=== Data for analysis ===

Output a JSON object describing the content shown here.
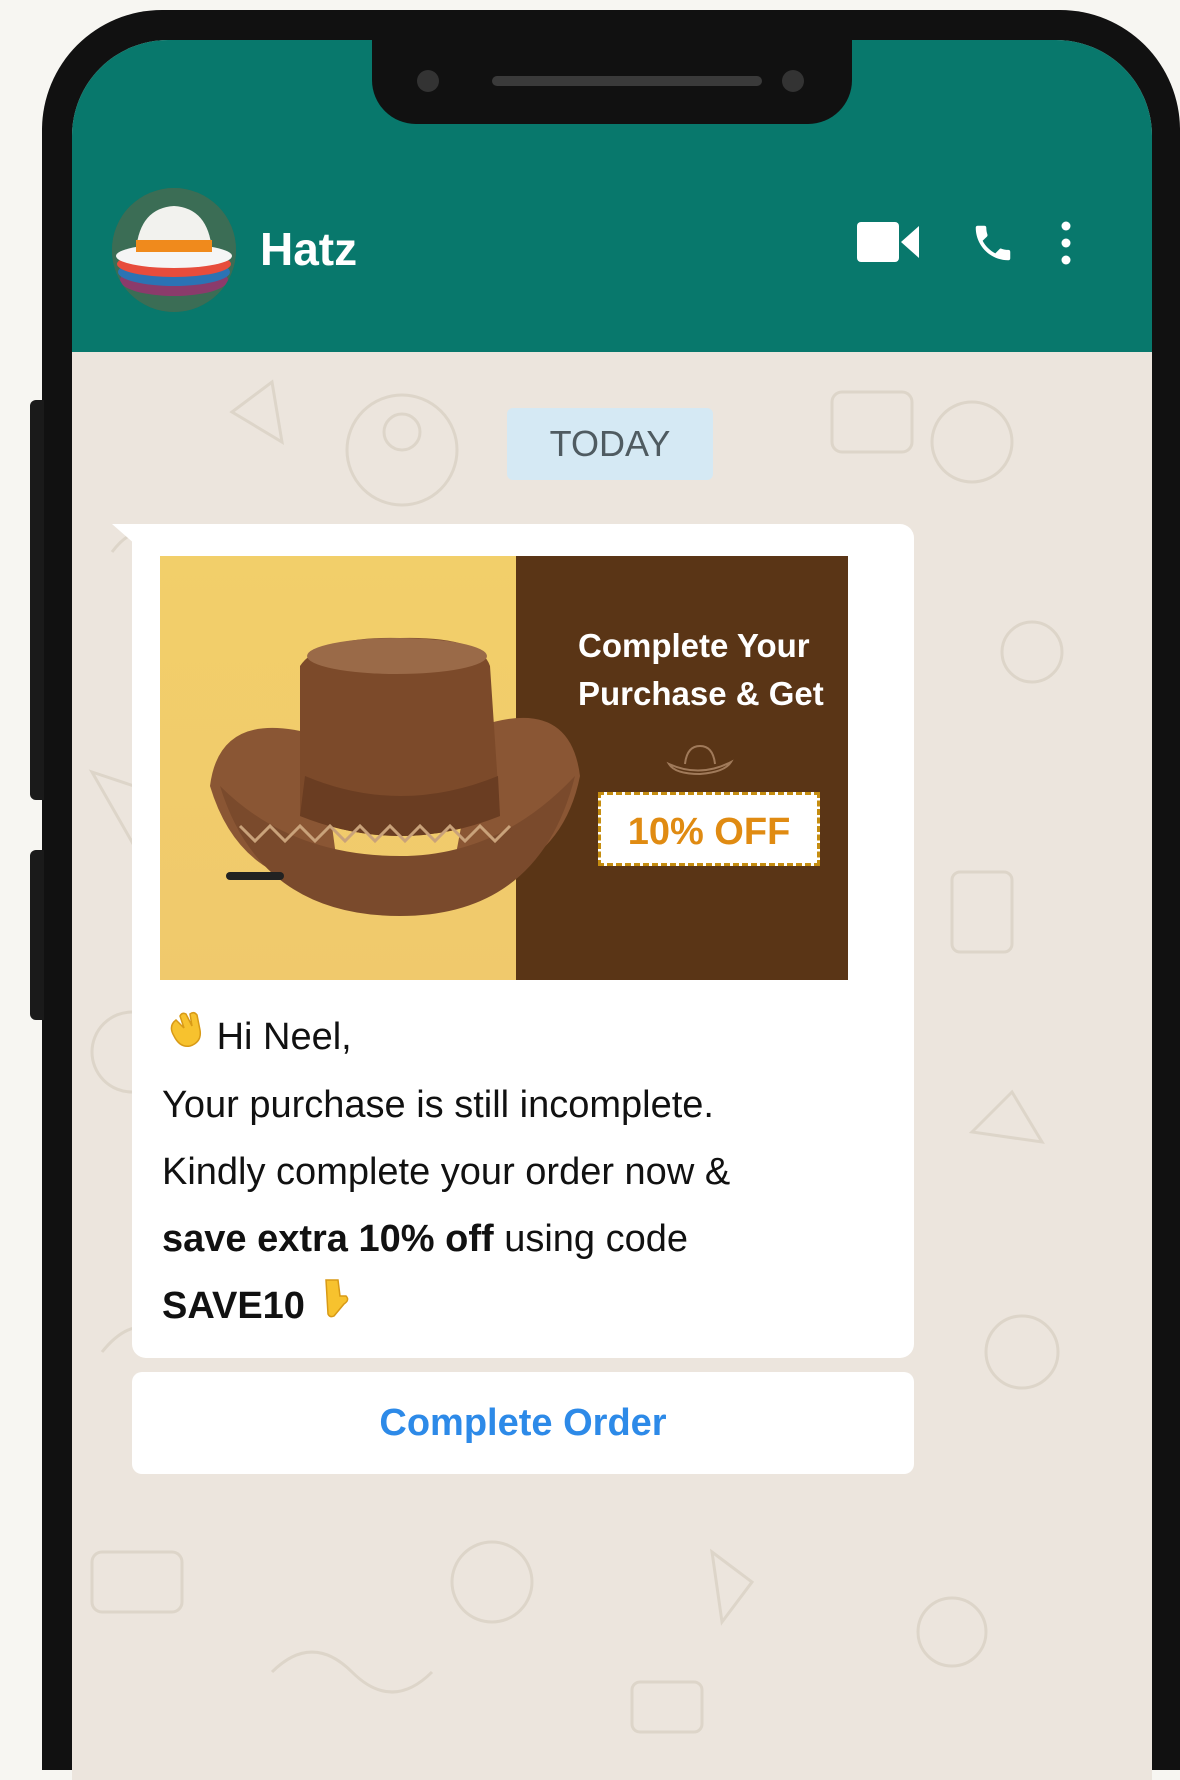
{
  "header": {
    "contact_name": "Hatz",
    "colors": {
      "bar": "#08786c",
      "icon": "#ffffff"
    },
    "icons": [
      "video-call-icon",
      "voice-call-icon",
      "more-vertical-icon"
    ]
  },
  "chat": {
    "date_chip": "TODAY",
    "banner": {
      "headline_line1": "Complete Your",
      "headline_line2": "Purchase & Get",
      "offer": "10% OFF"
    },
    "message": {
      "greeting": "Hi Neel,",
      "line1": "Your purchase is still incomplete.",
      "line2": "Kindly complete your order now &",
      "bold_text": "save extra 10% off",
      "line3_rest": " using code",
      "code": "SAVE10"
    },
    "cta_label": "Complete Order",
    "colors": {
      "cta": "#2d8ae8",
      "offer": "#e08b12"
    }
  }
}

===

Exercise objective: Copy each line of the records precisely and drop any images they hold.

Answer to this task:
Output a JSON object describing the content shown here.
{
  "header": {
    "contact_name": "Hatz",
    "colors": {
      "bar": "#08786c",
      "icon": "#ffffff"
    },
    "icons": [
      "video-call-icon",
      "voice-call-icon",
      "more-vertical-icon"
    ]
  },
  "chat": {
    "date_chip": "TODAY",
    "banner": {
      "headline_line1": "Complete Your",
      "headline_line2": "Purchase & Get",
      "offer": "10% OFF"
    },
    "message": {
      "greeting": "Hi Neel,",
      "line1": "Your purchase is still incomplete.",
      "line2": "Kindly complete your order now &",
      "bold_text": "save extra 10% off",
      "line3_rest": " using code",
      "code": "SAVE10"
    },
    "cta_label": "Complete Order",
    "colors": {
      "cta": "#2d8ae8",
      "offer": "#e08b12"
    }
  }
}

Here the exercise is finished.